Ancient Roman comedy was meant to be acted, not read. Yet the vast majority of classes teaching Plautus do so solely through the medium of the printed page. In recent years certain attempts have been made by classicists to produce and tape versions of various plays, but the results are often less than ideal. Today’s media savvy students expect high acting skills and modern production values.
This paper is designed to show the ways in which modern films can be used to demonstrate not only Plautine plot structure, but individual elements of his comedic arsenal – alliteration, word play, stereotypical character types, and more. The author will present several classroom activities and projects that use modern film to teach Plautus as a comedic master. Visuals will be used as time allows.
The first project involves the Quellenforschung, or source investigation, of A Funny Thing Happened on the Way to the Forum. Students are first shown the film and are then given the task of reading two or three Plautine plays and identifying elements of Plautus that Bert Shevelove and Larry Gelbart incorporated into the screenplay. The most commonly agreed sources for Funny Thing are Casina, Pseudolus, and Miles Gloriosus (Malamud) but students engaged in this project invariably find many points of similarity between the film and other Plautine plays. As they read they must track also types of jokes, stock characters, and stock situations that appear in both Plautus and Funny Thing.
The second project involves trying to understand the nature of the Plautine hero and the fact that Plautus and Terence alike set their plays in Greek locales. Famous modern characters ranging from Bugs Bunny and the Marx Brothers to Captain Jack Sparrow serve to illustrate the comic hero who wins, not through strength, but through guile necessitated by not being among the powerful and influential in one’s society. Words can convey this, but images drive it home. Students are put in groups to watch certain clips of selected films and write communal reports on what a trickster is. These reports are presented to the class.
The Roman tendency to cast comedies in foreign lands populated by Greeks has been well explained by Segal. Scenes from Blazing Saddles, where rampant racism is “defused” by setting the film in the Wild West of the past and making the protagonists cowboys, make this point well. Various other film clips can address individual scenes. Groucho and Harpo Marx’s mirror scene in Duck Soup is a perfect way to teach the humor of the Sosia/Mercury scene in Amphitryo. Other examples will be brought forth, each coupled with a specific teaching strategy.
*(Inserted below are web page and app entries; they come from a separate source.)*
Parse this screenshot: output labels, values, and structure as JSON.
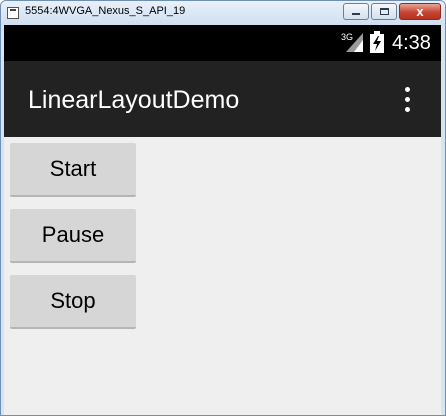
{
  "window": {
    "title": "5554:4WVGA_Nexus_S_API_19",
    "close_glyph": "x"
  },
  "status_bar": {
    "network_type": "3G",
    "time": "4:38"
  },
  "action_bar": {
    "title": "LinearLayoutDemo"
  },
  "buttons": [
    {
      "label": "Start"
    },
    {
      "label": "Pause"
    },
    {
      "label": "Stop"
    }
  ],
  "colors": {
    "status_bar": "#000000",
    "action_bar": "#222222",
    "content_background": "#efefef",
    "button": "#d6d6d6"
  }
}
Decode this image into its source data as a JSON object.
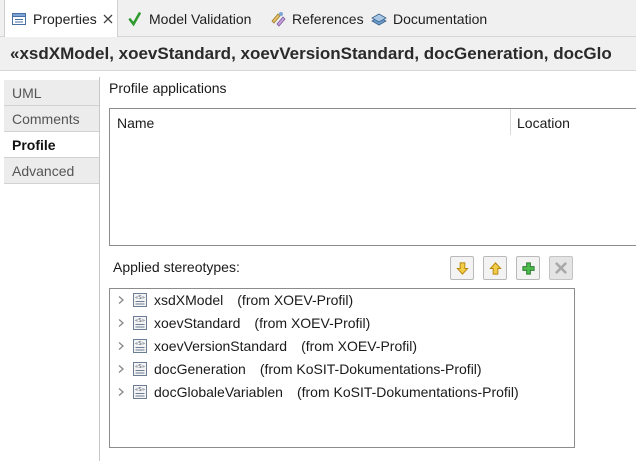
{
  "tabs": [
    {
      "label": "Properties",
      "icon": "properties-icon",
      "active": true
    },
    {
      "label": "Model Validation",
      "icon": "checkmark-icon"
    },
    {
      "label": "References",
      "icon": "references-icon"
    },
    {
      "label": "Documentation",
      "icon": "documentation-icon"
    }
  ],
  "title": "«xsdXModel, xoevStandard, xoevVersionStandard, docGeneration, docGlo",
  "side_tabs": [
    {
      "label": "UML"
    },
    {
      "label": "Comments"
    },
    {
      "label": "Profile",
      "selected": true
    },
    {
      "label": "Advanced"
    }
  ],
  "profile_applications": {
    "label": "Profile applications",
    "columns": [
      "Name",
      "Location"
    ]
  },
  "applied_stereotypes": {
    "label": "Applied stereotypes:",
    "items": [
      {
        "name": "xsdXModel",
        "from": "(from XOEV-Profil)"
      },
      {
        "name": "xoevStandard",
        "from": "(from XOEV-Profil)"
      },
      {
        "name": "xoevVersionStandard",
        "from": "(from XOEV-Profil)"
      },
      {
        "name": "docGeneration",
        "from": "(from KoSIT-Dokumentations-Profil)"
      },
      {
        "name": "docGlobaleVariablen",
        "from": "(from KoSIT-Dokumentations-Profil)"
      }
    ]
  },
  "colors": {
    "accent_green": "#2e9a2e",
    "arrow_yellow": "#e6b422",
    "disabled": "#9a9a9a"
  }
}
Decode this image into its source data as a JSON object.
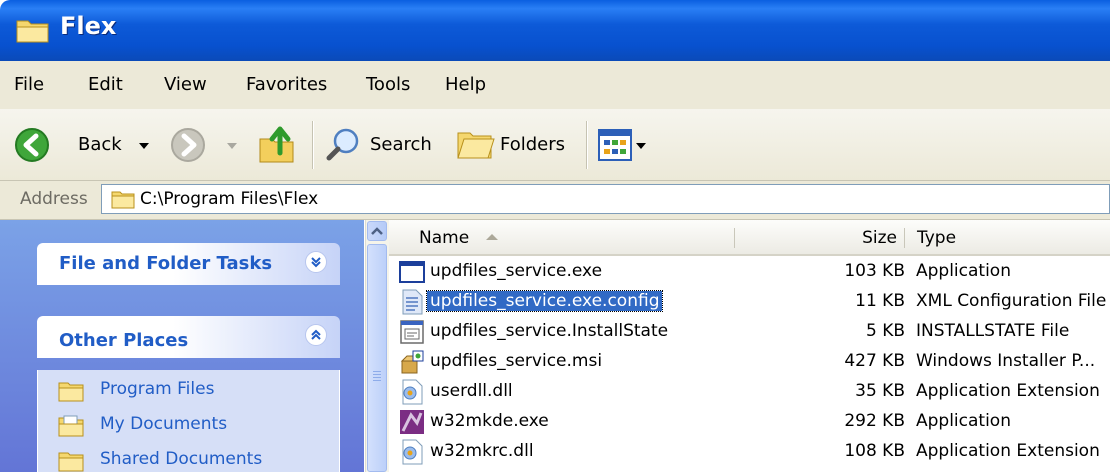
{
  "window": {
    "title": "Flex"
  },
  "menu": [
    "File",
    "Edit",
    "View",
    "Favorites",
    "Tools",
    "Help"
  ],
  "toolbar": {
    "back_label": "Back",
    "search_label": "Search",
    "folders_label": "Folders"
  },
  "address": {
    "label": "Address",
    "path": "C:\\Program Files\\Flex"
  },
  "tasks": {
    "file_folder_title": "File and Folder Tasks",
    "other_places_title": "Other Places",
    "places": [
      "Program Files",
      "My Documents",
      "Shared Documents"
    ]
  },
  "columns": {
    "name": "Name",
    "size": "Size",
    "type": "Type"
  },
  "files": [
    {
      "name": "updfiles_service.exe",
      "size": "103 KB",
      "type": "Application",
      "icon": "application-icon",
      "selected": false
    },
    {
      "name": "updfiles_service.exe.config",
      "size": "11 KB",
      "type": "XML Configuration File",
      "icon": "xml-config-icon",
      "selected": true
    },
    {
      "name": "updfiles_service.InstallState",
      "size": "5 KB",
      "type": "INSTALLSTATE File",
      "icon": "generic-file-icon",
      "selected": false
    },
    {
      "name": "updfiles_service.msi",
      "size": "427 KB",
      "type": "Windows Installer P...",
      "icon": "installer-package-icon",
      "selected": false
    },
    {
      "name": "userdll.dll",
      "size": "35 KB",
      "type": "Application Extension",
      "icon": "dll-icon",
      "selected": false
    },
    {
      "name": "w32mkde.exe",
      "size": "292 KB",
      "type": "Application",
      "icon": "mkde-exe-icon",
      "selected": false
    },
    {
      "name": "w32mkrc.dll",
      "size": "108 KB",
      "type": "Application Extension",
      "icon": "dll-icon",
      "selected": false
    }
  ],
  "colors": {
    "titlebar_blue": "#0a5fe0",
    "selection_blue": "#316ac5",
    "task_link_blue": "#215dc6",
    "taskpane_bg": "#7ba2e7"
  }
}
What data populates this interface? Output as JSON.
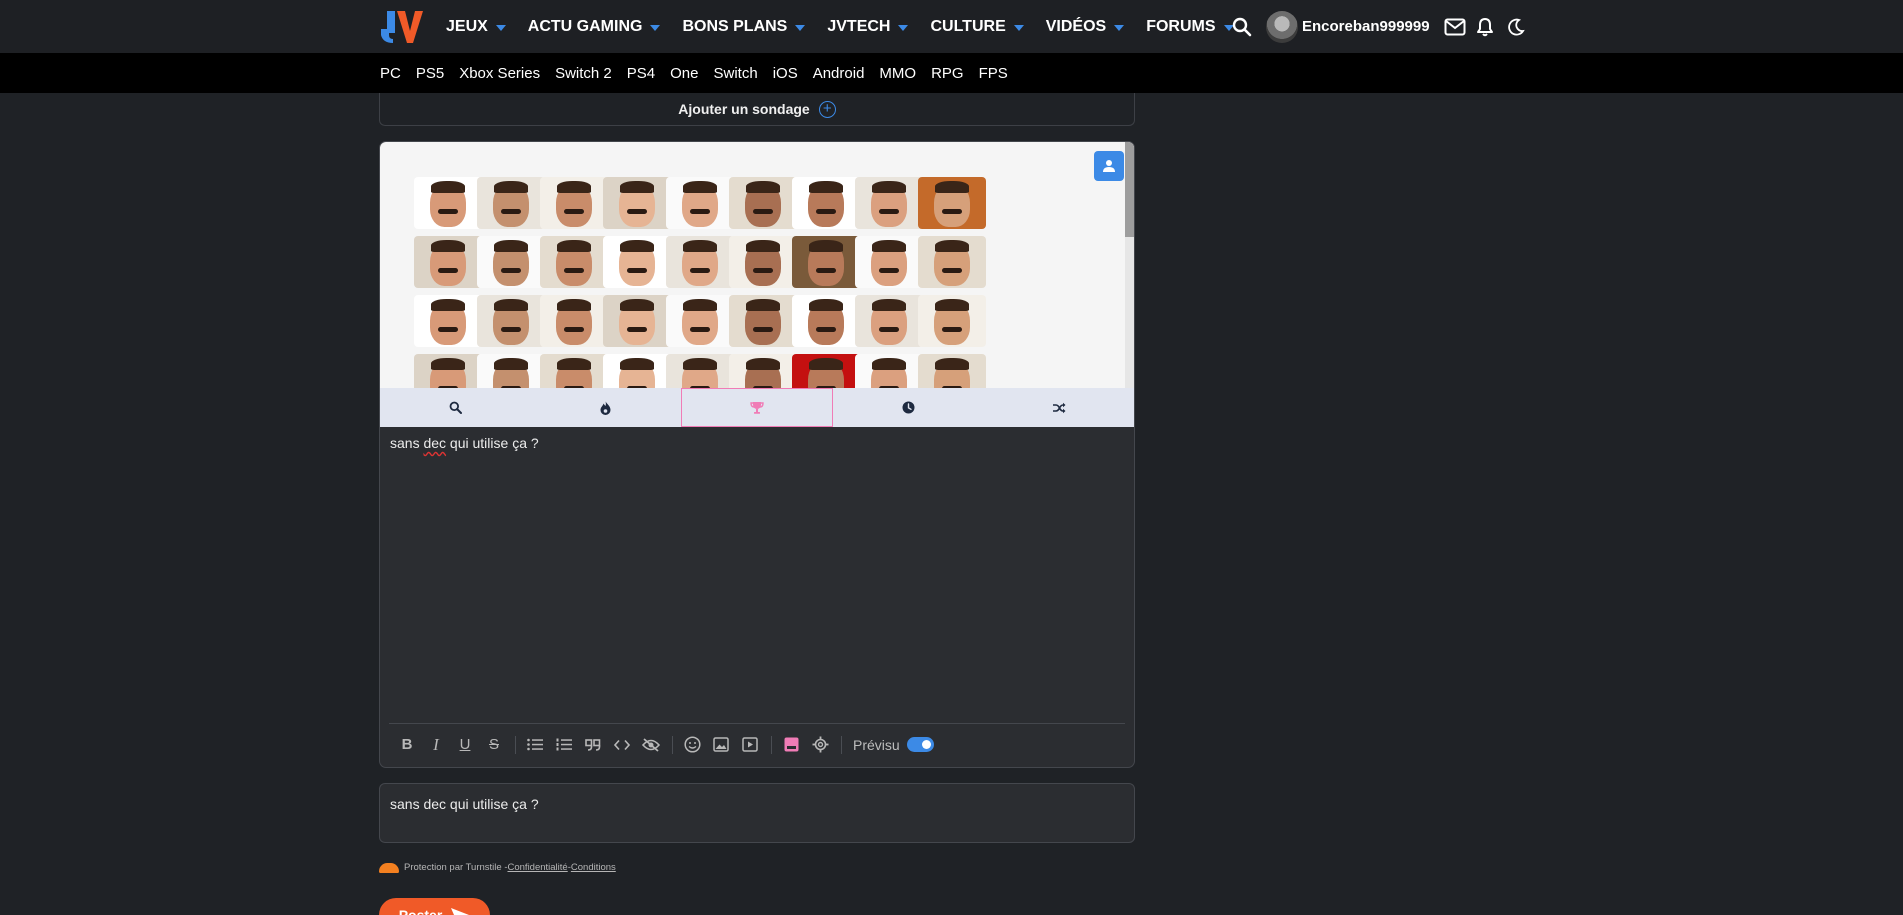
{
  "header": {
    "logo_text": "JV",
    "nav": [
      {
        "label": "JEUX"
      },
      {
        "label": "ACTU GAMING"
      },
      {
        "label": "BONS PLANS"
      },
      {
        "label": "JVTECH"
      },
      {
        "label": "CULTURE"
      },
      {
        "label": "VIDÉOS"
      },
      {
        "label": "FORUMS"
      }
    ],
    "username": "Encoreban999999",
    "icons": [
      "search-icon",
      "mail-icon",
      "bell-icon",
      "moon-icon"
    ]
  },
  "platforms": [
    "PC",
    "PS5",
    "Xbox Series",
    "Switch 2",
    "PS4",
    "One",
    "Switch",
    "iOS",
    "Android",
    "MMO",
    "RPG",
    "FPS"
  ],
  "poll": {
    "label": "Ajouter un sondage"
  },
  "sticker_tabs": [
    "search-icon",
    "flame-icon",
    "trophy-icon",
    "clock-icon",
    "shuffle-icon"
  ],
  "editor": {
    "text_before": "sans ",
    "text_misspelled": "dec",
    "text_after": " qui utilise ça ?",
    "preview_label": "Prévisu"
  },
  "preview": {
    "text": "sans dec qui utilise ça ?"
  },
  "turnstile": {
    "prefix": "Protection par Turnstile - ",
    "privacy": "Confidentialité",
    "sep": " - ",
    "terms": "Conditions"
  },
  "submit": {
    "label": "Poster"
  },
  "colors": {
    "accent": "#3c8ae6",
    "brand_orange": "#f05a28",
    "tab_active": "#f07cb6"
  }
}
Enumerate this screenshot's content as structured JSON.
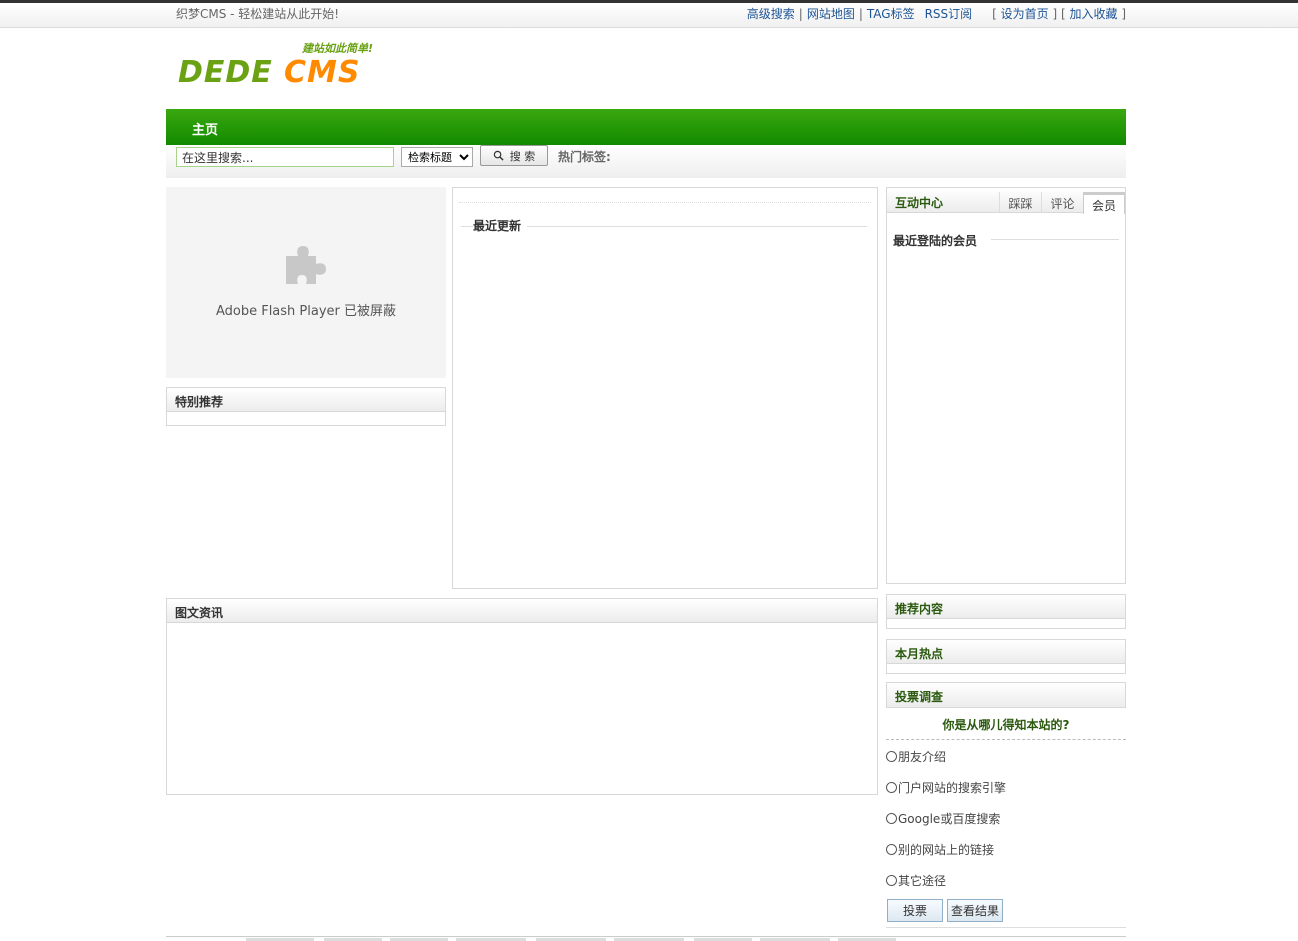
{
  "topbar": {
    "welcome": "织梦CMS - 轻松建站从此开始!",
    "links": [
      "高级搜索",
      "网站地图",
      "TAG标签",
      "RSS订阅"
    ],
    "set_home": "设为首页",
    "add_favorite": "加入收藏"
  },
  "logo": {
    "main_left": "DEDE",
    "main_right": "CMS",
    "slogan": "建站如此简单!"
  },
  "nav": {
    "home": "主页"
  },
  "search": {
    "input_value": "在这里搜索...",
    "select_value": "检索标题",
    "button_label": "搜 索",
    "hot_tags_label": "热门标签:"
  },
  "flash": {
    "message": "Adobe Flash Player 已被屏蔽"
  },
  "special": {
    "title": "特别推荐"
  },
  "latest": {
    "title": "最近更新"
  },
  "interact": {
    "title": "互动中心",
    "tabs": [
      "踩踩",
      "评论",
      "会员"
    ],
    "members_title": "最近登陆的会员"
  },
  "pictext": {
    "title": "图文资讯"
  },
  "recommend": {
    "title": "推荐内容"
  },
  "monthhot": {
    "title": "本月热点"
  },
  "vote": {
    "title": "投票调查",
    "question": "你是从哪儿得知本站的?",
    "options": [
      "朋友介绍",
      "门户网站的搜索引擎",
      "Google或百度搜索",
      "别的网站上的链接",
      "其它途径"
    ],
    "submit_label": "投票",
    "result_label": "查看结果"
  },
  "colors": {
    "nav_green": "#118a00",
    "link_blue": "#1e5494",
    "title_green": "#2b5a0f",
    "logo_green": "#6aa214",
    "logo_orange": "#ff8a00"
  }
}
Plot complexities can be demonstrated through films of Shakespearean comedies, proving that visuals help simplify things for the audience.
In summary, for students to appreciate the comic instincts and lasting influence of Plautus, nothing surpasses actual performance, and today’s digital world makes performance more accessible than it has been in the past.